From:Tommie Powell <tommiepowell@...>
Date:Wednesday, October 7, 1998, 22:55
-----Original Message-----
From: Terrence Donnelly <pag000@...>
To: Multiple recipients of list CONLANG <CONLANG@...>
Date: Wednesday, October 07, 1998 3:09 PM
Subject: Re: Zero-entropy (was Re: FINAL QUESTION: your natlangs...)

>At 06:53 AM 10/7/98 -0000, Tommie Powell wrote: >>In 1962, some mathematician at NSA "proved" that a "zero-entropy" language >>would be theoretically possible. In other words, if you had such a >>language, then, no matter how you jumbled up a sentence's symbols, the >>result would be some other sentence that made sense. >> >>There's no such thing as an unbreakable code, but such a language would
>>the effect of making even the simplest of codes "unbreakable" because any >>would-be code-breaker would never get any result that he could discard as >>nonsensical (and hence he would never be able to rule out any possible >>notion of how the messages were being encoded). >> > >I realize from reading this that it is a good description of the principle >behind my "quantum language" Bogomol. I didn't realize it was actually >possible! (Since the Bogomoli are intelligent insects, I didn't place a >high value on plausibility in constructing it.) > >In Bogomol, words can have many different meanings, and the proper reading >of each word isn't determined until the end of the utterance by a "ranking >syllable". If Bogomol were a code, you could transmit the individual words >and send the ranking syllable by some other means. Among the Bogomoli, >these potential meanings are closely monitored, so that inauspicious >combinations >can be avoided, or bon mots composed as a subtext to the main message. > >-- Terry > > >

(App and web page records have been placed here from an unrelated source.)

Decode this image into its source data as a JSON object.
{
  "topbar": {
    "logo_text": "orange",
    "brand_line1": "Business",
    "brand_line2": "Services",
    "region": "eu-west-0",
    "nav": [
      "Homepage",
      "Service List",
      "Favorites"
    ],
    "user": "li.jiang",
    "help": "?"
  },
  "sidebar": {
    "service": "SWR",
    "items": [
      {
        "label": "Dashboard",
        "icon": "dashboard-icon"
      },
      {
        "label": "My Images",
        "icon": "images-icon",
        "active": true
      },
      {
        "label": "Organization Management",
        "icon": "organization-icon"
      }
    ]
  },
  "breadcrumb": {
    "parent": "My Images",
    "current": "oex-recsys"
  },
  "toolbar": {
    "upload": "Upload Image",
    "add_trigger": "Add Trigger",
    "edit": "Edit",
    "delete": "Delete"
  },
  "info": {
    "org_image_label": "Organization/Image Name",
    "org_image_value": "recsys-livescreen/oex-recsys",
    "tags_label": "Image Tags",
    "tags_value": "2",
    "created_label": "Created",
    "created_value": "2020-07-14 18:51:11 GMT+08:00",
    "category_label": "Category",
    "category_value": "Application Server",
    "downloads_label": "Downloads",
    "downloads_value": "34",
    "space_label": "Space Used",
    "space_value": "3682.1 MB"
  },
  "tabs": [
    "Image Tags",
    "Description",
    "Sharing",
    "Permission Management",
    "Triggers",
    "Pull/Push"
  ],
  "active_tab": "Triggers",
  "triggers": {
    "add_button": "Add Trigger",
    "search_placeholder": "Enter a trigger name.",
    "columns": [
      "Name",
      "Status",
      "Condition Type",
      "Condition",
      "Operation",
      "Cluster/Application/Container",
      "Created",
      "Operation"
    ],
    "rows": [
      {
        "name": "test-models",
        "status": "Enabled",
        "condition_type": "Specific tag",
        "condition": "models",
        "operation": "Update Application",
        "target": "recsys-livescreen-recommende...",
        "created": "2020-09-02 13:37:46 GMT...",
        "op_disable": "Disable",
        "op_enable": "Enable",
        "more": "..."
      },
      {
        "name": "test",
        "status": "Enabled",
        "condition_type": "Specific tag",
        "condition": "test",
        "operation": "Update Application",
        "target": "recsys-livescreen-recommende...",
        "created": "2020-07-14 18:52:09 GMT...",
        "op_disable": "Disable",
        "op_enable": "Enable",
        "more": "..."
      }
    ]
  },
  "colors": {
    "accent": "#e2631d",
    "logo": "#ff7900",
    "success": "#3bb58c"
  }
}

I visited your website and had Bogomoli fun there. One of my buddies in military intelligence had a very similar idea, but I doubt he ever did anything with it. -- Tommie